Check out this detailed map created by Aaron Carapella who is a cartographer of Cherokee and European ancestry. He has heavily researched indigenous history and lands to create many beautiful maps featuring native people and tribes.
We invite you to zoom in, scroll around, and explore this map of tribal nations and indigenous names in what is also known today as North America. Link to PDF of map here. Please be patient as this map loads - it is large and very detailed.
Save the Boundary Waters strives to keep diversity, equity, and inclusion at the forefront of our work and when our DEI team came across this map, we wanted to share it with you (with the artist's permission)!
This is also an opportunity to share a bit about tribal nations in northeastern Minnesota where our organization is based, and how tribes have interacted with the Boundary Waters sulfide-ore copper mining issue.
Indigenous people have lived in the Boundary Waters region for countless generations. Much of Minnesota’s “Arrowhead” region, including the Boundary Waters, is within the 1854 Ceded Territory, where Anishinaabe people (also known as Ojibwe or Chippewa) retain hunting, fishing, and gathering rights. Hunting, fishing, and gathering activities of two northern Bands are coordinated by the tribal government-run 1854 Treaty Authority - read more about the Treaty Authority here.
On the east side of the Boundary Waters lies Grand Portage Indian Reservation which contains Grand Portage National Monument, and to the west of the Wilderness are the three sections of the Bois Forte Reservation.

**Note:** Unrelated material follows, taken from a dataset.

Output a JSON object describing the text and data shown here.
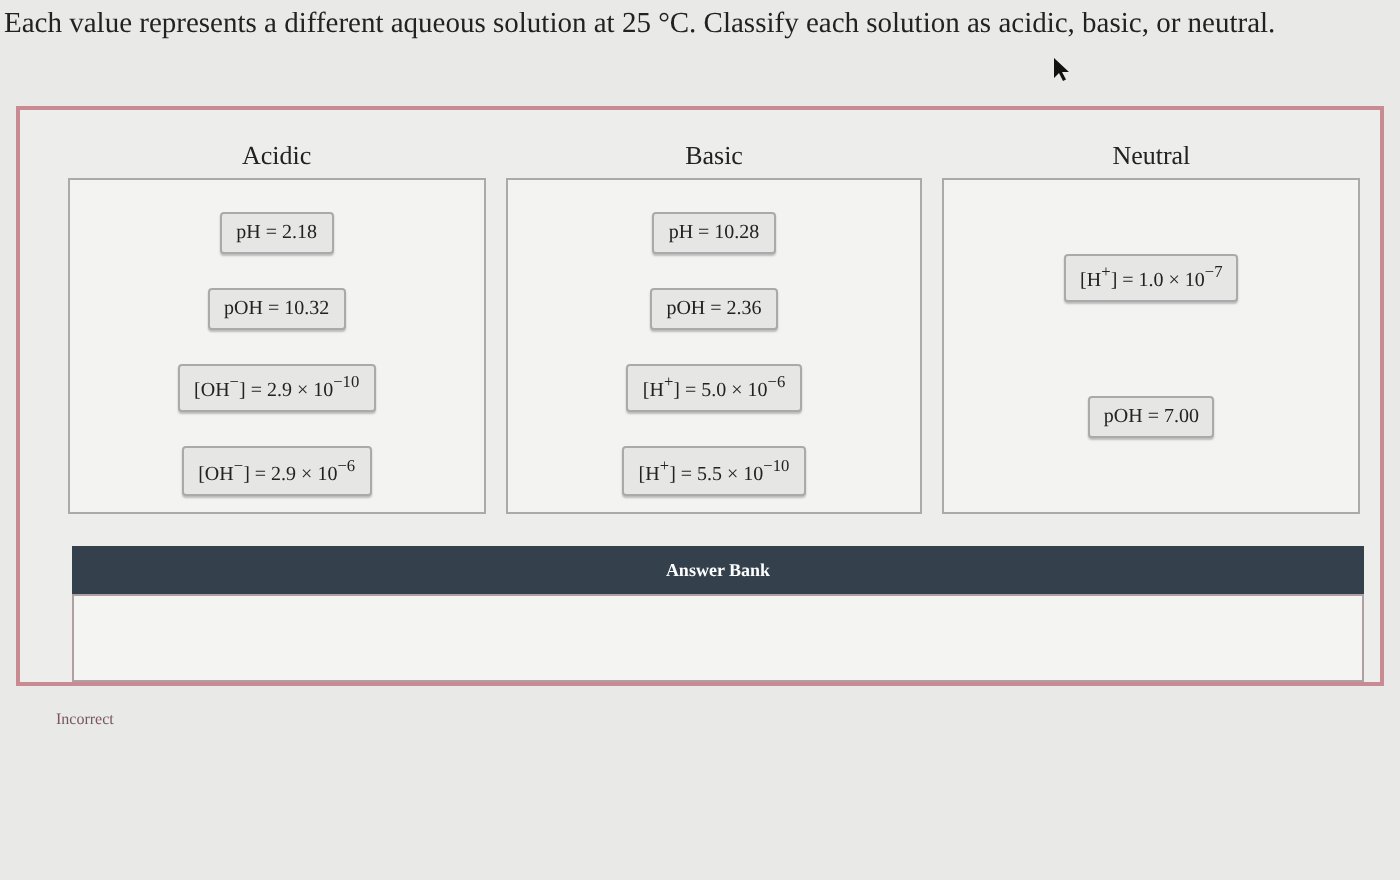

In 2016, three Chippewa Bands (Fond du Lac, Grand Portage, and White Earth) and one Canadian First Nation Community (Lac La Croix) requested that the U.S. federal government ban sulfide-ore copper mining on federal public lands on the U.S. side of the Rainy River Drainage Basin. The decision by the U.S. Forest Service Chief in December 2016 to recommend a 20-year mining ban was in part a response to the request of the three Bands and the First Nation Community.
In 2016 and 2019, Campaign to Save the Boundary Waters staff and board members paddled to the Lac La Croix Village as guests during the community’s annual PowWow. During the 2019 visit, we learned about how Basswood Lake, located in the Boundary Waters and Quetico Park and along the international border, is an ancestral homeland of the Lac La Croix First Nation Community and a sacred place for Anishinaabe.
In 2019, the Minnesota Chippewa Tribe (consisting of 6 Minnesota Chippewa Bands) stated its support for legislation introduced in the U.S. House of Representatives by Congresswoman Betty McCollum that would ban sulfide-ore copper mining on federal lands in the Rainy River Drainage Basin, part of 1854 Ceded Territory. This bill would permanently protect areas where the Minnesota Chippewa Tribe exercises its treaty rights of hunting, fishing, and gathering.
Unfortunately, the Bois Forte Band, a member of the Minnesota Chippewa Tribe, received blowback from some mining proponents who launched a boycott of Bois Forte’s Fortune Bay Resort because of support by the Minnesota Chippewa Tribe for protection of the Rainy River Drainage Basin. This blatant attempt to silence the Tribe - who derive food and medicine from areas that would be degraded by sulfide-ore mining - is regrettable. We encourage people to support the Bois Forte Band and the Boundary Waters by enjoying leisure time at Fortune Bay Resort on Lake Vermilion in Tower (resort temporarily closed during Minnesota’s Stay At Home order due to COVID-19 - check with Fortune Bay for opening information and safety.)
Explore the map to see whose ancestral and current-day lands you live or recreate on.
This Tribal Nations Map is not to be printed or reproduced. Support a native-owned business by purchasing this or other maps and browsing the selection of books and other resources from Tribal Nations Maps.